I think some retro gaming hipsters like to think that all movie license titles make for hideous old-school games, without actually giving them a shot.
Now, yes, some of those movie license Nintendo games are definitively terrible. For example, I present Total Recall.
But, in my mind, both Home Alone and Jaws share a soft spot (also in my heart as well, I guess, as far as figurative feelings represented by anatomical analogies go). Seriously, Jaws is one of my all-time favorite (even if I do not think it is among the best) games, mostly for sentimentality (which you can read more about in my extended Reflections piece on the subject), but it truly does some unique things.
If you think of Jaws as a “crappy movie game,” then, okay, you have your boundaries pretty well-defined. But if you think of Jaws as a vertically scrolling shoot-’em-up with overworld exploration and light RPG elements, you begin to realize that your assumptions may be getting in the way of your appreciation for a game you might find fun. When you consider its insanely unique jellyfish-bombing minigame, the anxiety of a relentlessly pursuing boss, the coolness factor of the submarine power-up, and other factors, you begin to see a true treat of a game beneath the surface of generalizations that most would give it. Sure, not everyone will appreciate it, even after giving it a fair shot, but for reviewers and players and collectors alike, I have to say: Give the game a shot. Whatever the game is, just play it yourself and see what you think, without any outside expectations.
It is not a movie game, but along the line of license titles you may have assumed were terrible but might actually enjoy, is my favorite LJN game: Punisher. There is nothing quite like it on the NES, and it is good for some mindless blast-’em-up fun.
Okay, I will get off the soapbox.
Back to Home Alone.
Yes, in the review I compare it to Pac-Man. Yes, I say it may represent a prototypical survival horror game (actually, that reminds me, one last soapbox point about underappreciated movie license games, though one that maybe did not meet its potential for greatness: Jurassic Park).

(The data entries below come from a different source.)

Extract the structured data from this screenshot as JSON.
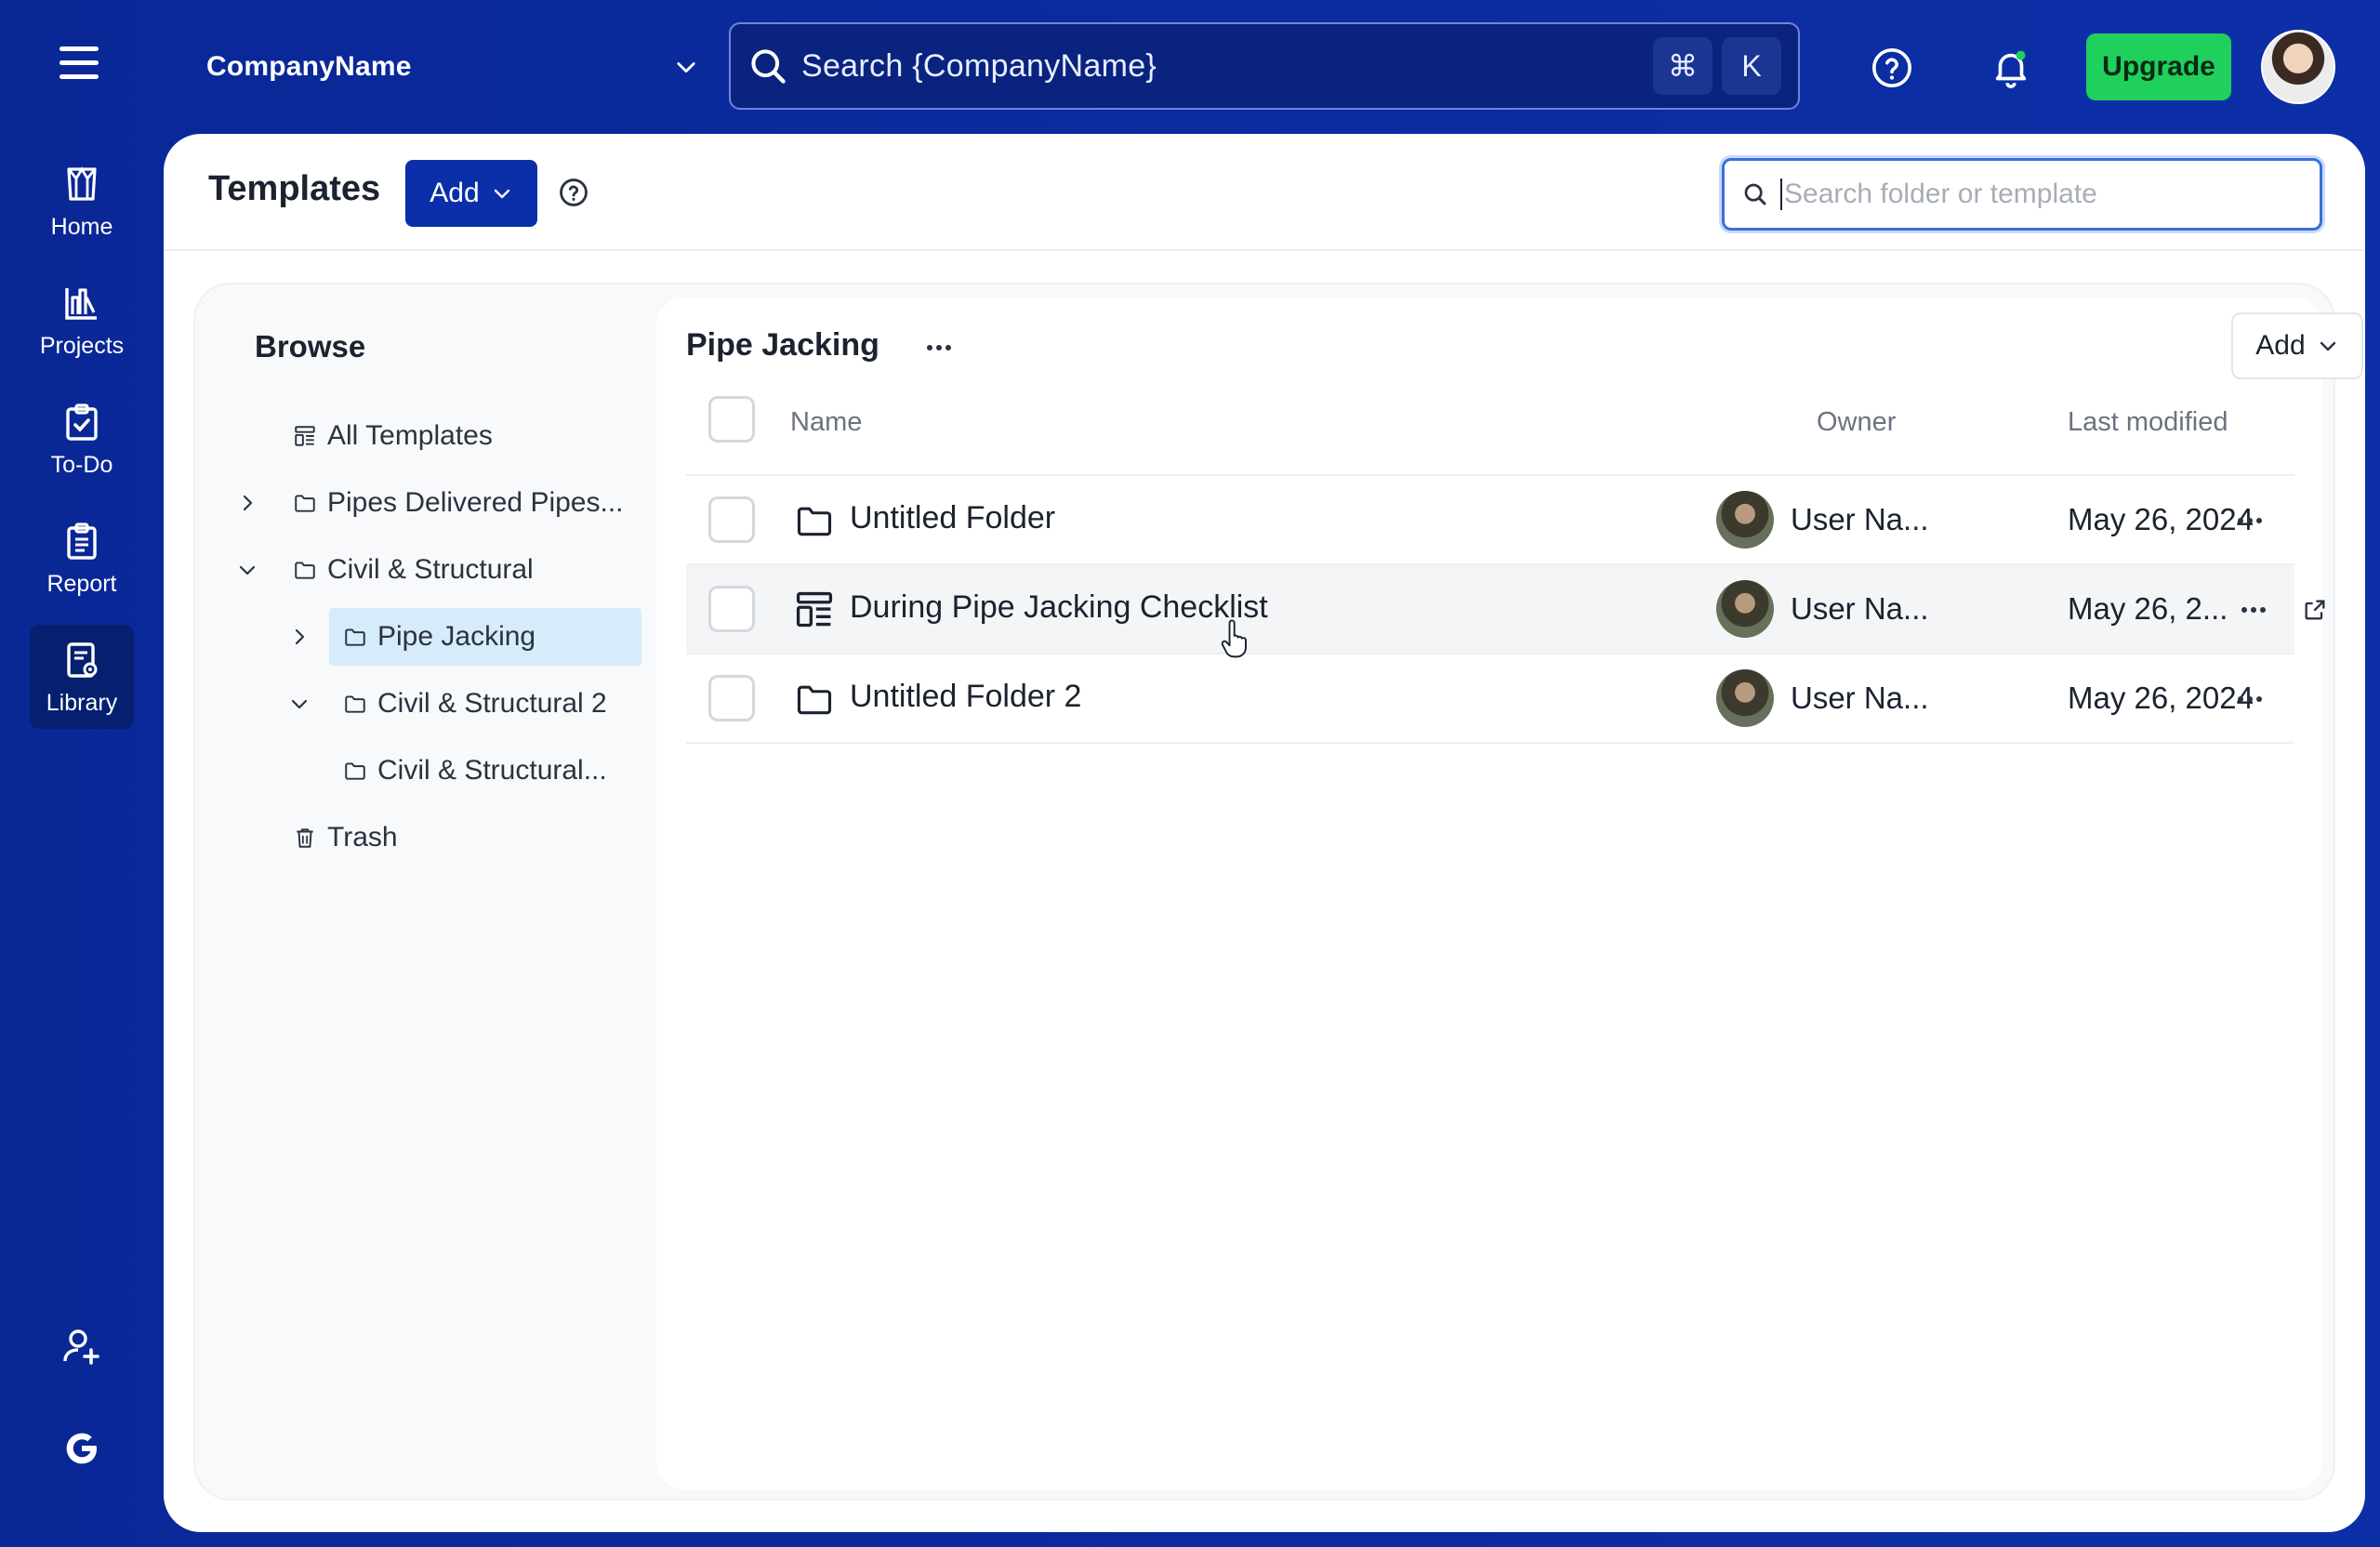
{
  "topbar": {
    "company_name": "CompanyName",
    "search_placeholder": "Search {CompanyName}",
    "shortcut_keys": [
      "⌘",
      "K"
    ],
    "upgrade_label": "Upgrade"
  },
  "nav": {
    "items": [
      {
        "label": "Home",
        "icon": "home-icon"
      },
      {
        "label": "Projects",
        "icon": "projects-icon"
      },
      {
        "label": "To-Do",
        "icon": "todo-icon"
      },
      {
        "label": "Report",
        "icon": "report-icon"
      },
      {
        "label": "Library",
        "icon": "library-icon",
        "active": true
      }
    ],
    "bottom": [
      "add-user-icon",
      "google-icon"
    ]
  },
  "header": {
    "title": "Templates",
    "add_label": "Add",
    "search_placeholder": "Search folder or template"
  },
  "browse": {
    "title": "Browse",
    "tree": [
      {
        "label": "All Templates",
        "icon": "templates-icon"
      },
      {
        "label": "Pipes Delivered Pipes...",
        "icon": "folder-icon",
        "expanded": false
      },
      {
        "label": "Civil & Structural",
        "icon": "folder-icon",
        "expanded": true
      },
      {
        "label": "Pipe Jacking",
        "icon": "folder-icon",
        "expanded": false,
        "selected": true
      },
      {
        "label": "Civil & Structural 2",
        "icon": "folder-icon",
        "expanded": true
      },
      {
        "label": "Civil & Structural...",
        "icon": "folder-icon"
      },
      {
        "label": "Trash",
        "icon": "trash-icon"
      }
    ]
  },
  "list": {
    "folder_title": "Pipe Jacking",
    "add_label": "Add",
    "columns": {
      "name": "Name",
      "owner": "Owner",
      "modified": "Last modified"
    },
    "rows": [
      {
        "type": "folder",
        "name": "Untitled Folder",
        "owner": "User Na...",
        "modified": "May 26, 2024"
      },
      {
        "type": "template",
        "name": "During Pipe Jacking Checklist",
        "owner": "User Na...",
        "modified": "May 26, 2..."
      },
      {
        "type": "folder",
        "name": "Untitled Folder 2",
        "owner": "User Na...",
        "modified": "May 26, 2024"
      }
    ]
  },
  "colors": {
    "brand_blue": "#0a2fa8",
    "upgrade_green": "#1fd05c",
    "selected_tree": "#d6ecfb"
  }
}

There is just no other NES game like Home Alone. While it is absolutely correct that uniqueness alone does not make a game good, I would say that its distinctiveness lends it a quality of intrigue and curiosity. Those seeking an old-school challenge will realize that Home Alone not only presents a high-score counter, but also the retro mechanic of a time limit in a way that I actually enjoy rather than despise. There is never a time to rest or relax in this game, yet it is not too fast-paced. It simply demands your concentration and determination.
This is definitely one of those quirky NES games I will defend, even if most people disagree with me. I urge you to try it for yourself, and see what you think. I would love to hear about it; and, even if we do not agree, I bet it can end up with good discussion. I love the NES and its library for games like these, that I can pull out and enjoy for a quick little session, even if it not quite the masterpiece that others obviously are. A hidden gem in my book, for sure.

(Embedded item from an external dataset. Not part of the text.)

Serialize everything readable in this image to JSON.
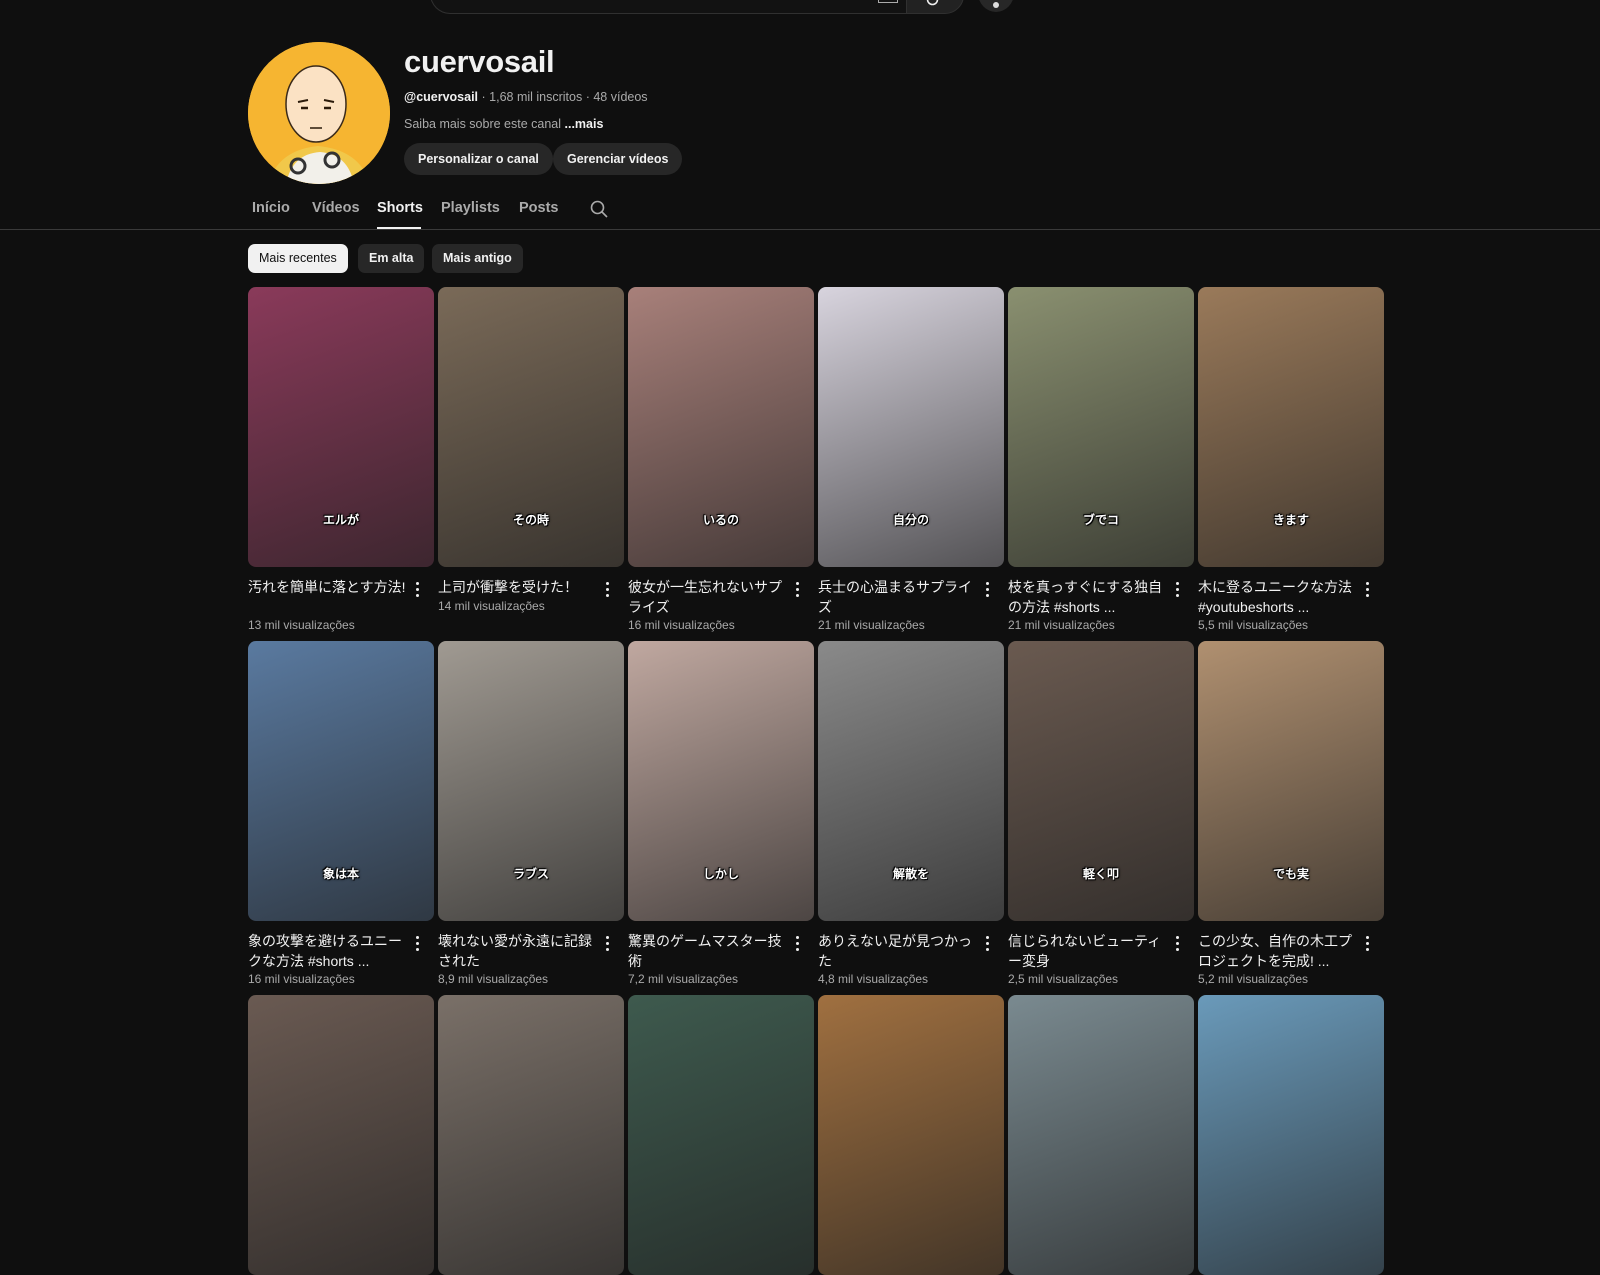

Oh, two things I failed to mention in the full review: 1) The baked beans are awful. Use them only if they are all you have, since they literally only incapacitate for a couple seconds. 2) I like the pause mechanic for this game, in the sense that pressing any button exits it. This allows the player to, for example, use Right on the directional pad to exit the pause screen, and thus immediately begin moving in that direction as well. How many NES games can claim that simple capability?
One last thought: Yes, the same Bethesda behind Skyrim was responsible for this game, and for Where’s Waldo?

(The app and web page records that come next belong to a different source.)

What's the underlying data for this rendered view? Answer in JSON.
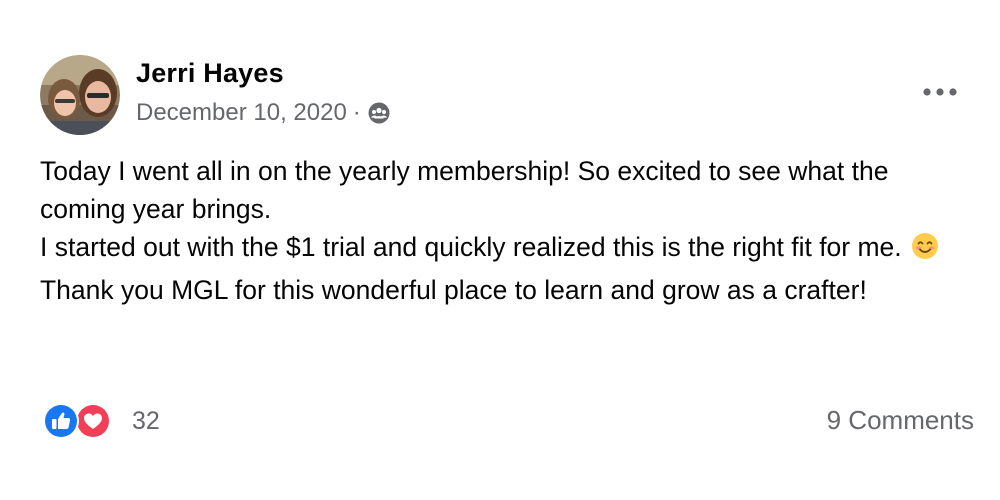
{
  "post": {
    "author": "Jerri Hayes",
    "date": "December 10, 2020",
    "separator": "·",
    "audience_icon": "group-audience-icon",
    "more_icon": "more-options-icon",
    "paragraphs": {
      "p1": "Today I went all in on the yearly membership! So excited to see what the coming year brings.",
      "p2": "I started out with the $1 trial and quickly realized this is the right fit for me.",
      "p3": "Thank you MGL for this wonderful place to learn and grow as a crafter!"
    },
    "emoji": "smiling-face-icon"
  },
  "footer": {
    "reaction_count": "32",
    "reaction_types": [
      "like",
      "love"
    ],
    "comments_label": "9 Comments"
  },
  "colors": {
    "text": "#050505",
    "secondary": "#65676b",
    "like_blue": "#1877f2",
    "love_red": "#f33e58"
  }
}
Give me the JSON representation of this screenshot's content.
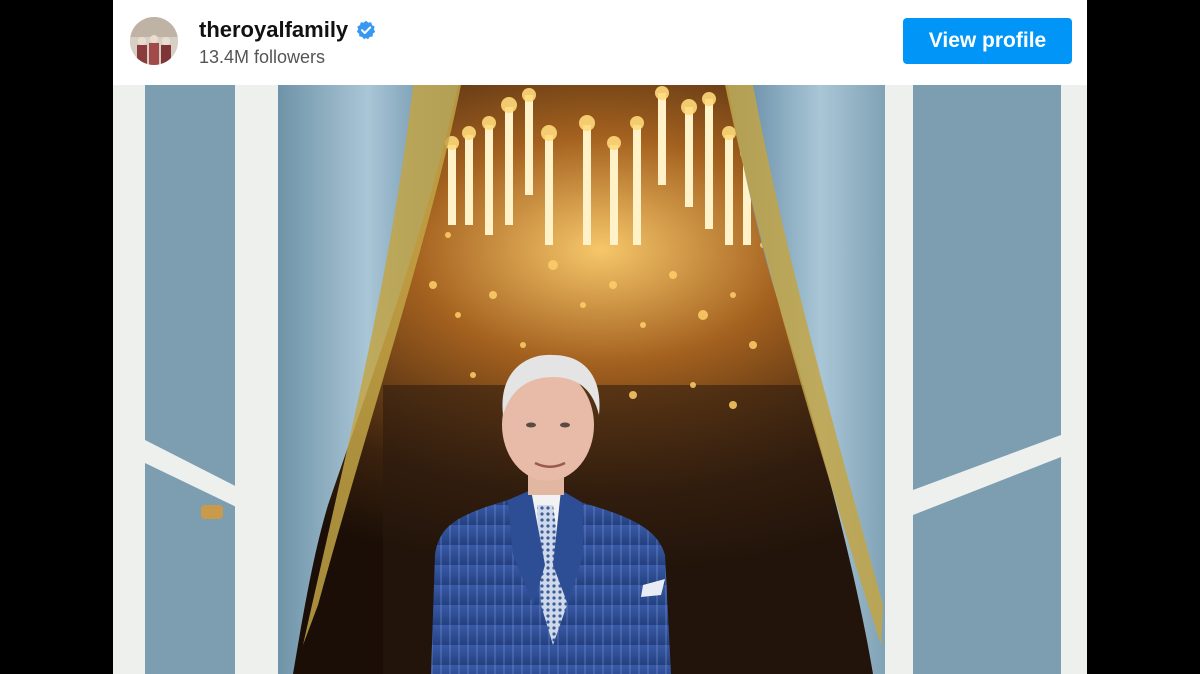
{
  "post_header": {
    "username": "theroyalfamily",
    "followers": "13.4M followers",
    "view_profile_label": "View profile",
    "verified_icon": "verified-badge-icon"
  },
  "colors": {
    "button_blue": "#0095f6",
    "verified_blue": "#3897f0",
    "text_dark": "#111111",
    "text_muted": "#555555",
    "letterbox": "#000000"
  },
  "post_image": {
    "icon": "photo"
  }
}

Read The Full Review For: My exploration of why this game is not as horrible as you may have heard, but also an analysis of some of its mechanical faults.
NES Gameplay Tips for Home Alone: There are two basic types of areas in this game: “The Loop,” the looping path formed by going around in a circle by using the stairways and rope to the treehouse and down to the basement without sidetracking into any rooms whatsoever; and the dead ends, the room that you can travel into but will not continue on The Loop. Your basic strategy, with room for your own improvised tactics, is to stick to The Loop until you need to reload items, then traverse into dead ends, possibly also delaying Marv and Harry in them. Beware the stairs, as not only does Kevin travel his slowest on them, but dropping traps on them does not always work. However, my biggest gameplay tip that I offer you is this: When you drop traps, they last until tripped, even if they go far off-screen. In other words, if you already have three traps in your inventory, and are about to walk onto another one, go ahead and drop a trap and pick up the new one; not only will your inventory be full, but you now have a live trap in your wake, which will trip up the first crook to come across it. Other than that, good luck, and be careful not to rely on the “hiding place” mechanic.